But when I befriended Flint, he was so loyal that I was surprised to find that for once in my life, I'd actually met someone who wanted to hang out with me until the sun went down. This was despite the fact that I probably spoke all of ten words to him in the first six years we were friends, since he has the persistence of a champion. When we made it to high school, he was a year ahead of me, but he'd continue cut class and show up during my lunch period to pick me up and throw me at a window "lovingly." After school, we'd go to the basketball court and he would pit his Magmar against my Electabuzz, once effectively starting a fire in the surrounding lawn and getting us both ticketed for destruction of property.

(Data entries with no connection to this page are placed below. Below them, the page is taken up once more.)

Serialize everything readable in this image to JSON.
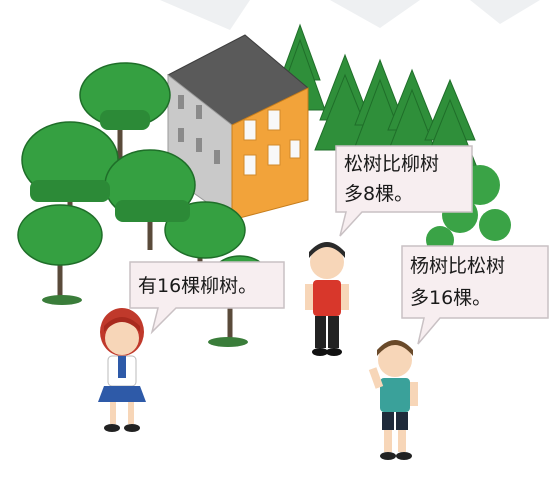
{
  "speech": {
    "girl": "有16棵柳树。",
    "boy_red_line1": "松树比柳树",
    "boy_red_line2": "多8棵。",
    "boy_green_line1": "杨树比松树",
    "boy_green_line2": "多16棵。"
  },
  "colors": {
    "tree_green": "#2e9b3a",
    "tree_dark": "#1f6e29",
    "building_orange": "#f2a33a",
    "building_gray": "#cfcfcf",
    "roof": "#5a5a5a",
    "bubble_fill": "#f7eef0",
    "bubble_stroke": "#c9c1c4"
  }
}
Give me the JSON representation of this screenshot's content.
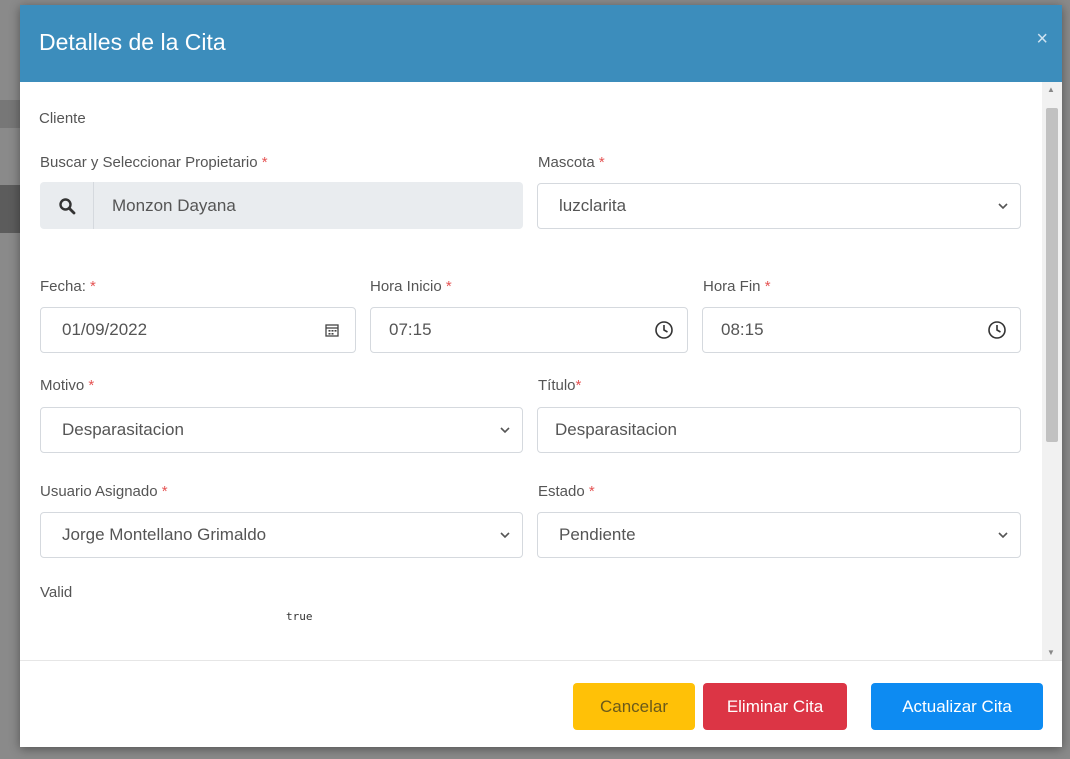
{
  "modal": {
    "title": "Detalles de la Cita",
    "close_glyph": "×"
  },
  "form": {
    "section_label": "Cliente",
    "owner": {
      "label": "Buscar y Seleccionar Propietario",
      "value": "Monzon Dayana",
      "icon": "search-icon"
    },
    "pet": {
      "label": "Mascota",
      "value": "luzclarita"
    },
    "date": {
      "label": "Fecha:",
      "value": "01/09/2022",
      "icon": "calendar-icon"
    },
    "start_time": {
      "label": "Hora Inicio",
      "value": "07:15",
      "icon": "clock-icon"
    },
    "end_time": {
      "label": "Hora Fin",
      "value": "08:15",
      "icon": "clock-icon"
    },
    "reason": {
      "label": "Motivo",
      "value": "Desparasitacion"
    },
    "title_field": {
      "label": "Título",
      "value": "Desparasitacion"
    },
    "assigned_user": {
      "label": "Usuario Asignado",
      "value": "Jorge Montellano Grimaldo"
    },
    "status": {
      "label": "Estado",
      "value": "Pendiente"
    },
    "valid": {
      "label": "Valid",
      "value": "true"
    },
    "required_mark": "*"
  },
  "footer": {
    "cancel_label": "Cancelar",
    "delete_label": "Eliminar Cita",
    "update_label": "Actualizar Cita"
  },
  "colors": {
    "header": "#3c8dbc",
    "cancel": "#ffc107",
    "delete": "#dc3545",
    "update": "#0d8bf2",
    "required": "#e55353"
  }
}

I tried to reject his playfulness, but at some point during my junior year, I realized that I was stuck with him. When I finally started to talk to him, it was like I'd given him a treat, because he starting to bounce around and wag his imaginary tail and chatter to me with glee when I so much as opened my mouth. He'd succeeded in getting the emo Electric trainer to talk, and there was nothing that made him happier.

There was a point, however, when we were went at the Pokemon Trainers' Academy after high school that I understood that he made me happy, too.

Of course, Flint never knew, in the face of all the obvious hints I dropped while we were busy getting prepping for our Gym Leaders' exams. I'd brush by him while we were training or poke his open-toed sandals with my own feet if we were studying in the library, and he reciprocated all of it with a clueless grin. I never invited him over to my dorm, fearing that I might lose my cool—and even Flint was not dense enough to ignore me coming onto him. All of my classmates would sit and watch us interact during sessions and remark privately to me later that we were the gayest couple on campus and that if we didn't get together, faith in humanity would be lost. For my sake, I did my best to let him know that I loved him more than anyone and wanted something more than this ridiculous and unusual camaraderie we shared. But even as the years passed and we graduated and he continues to return to my Gym to visit, he's never had an inkling. He has not dated one girl in all the time that I've known him, and yet even my feelings can't reach him.

On the contrary, someone else's did, and now I'm losing the one person I doubted that I ever would.

If there's something Flint has taught me, it's that I should spit in the face of defeat and rise to be better. That's what he did as an awkward-looking teenager and what he's doing as a pointless adult, and sadly, that's what I've learned. Flint would want me to leave this particular situation alone; let him work it out because it's his life, and he doesn't think he's being destructive at all. His lover has secrets beyond what anybody in the League knows and they will only serve to destroy Flint in the end, no matter how strong the fire of determination is that's inside him. That fire burns brightly for the man that he loves, and although that man isn't me, I can respect that, if not for one thing.

There is electricity in my soul, and I've rarely lost a battle to Flint.

I may be losing now, but my war has only begun.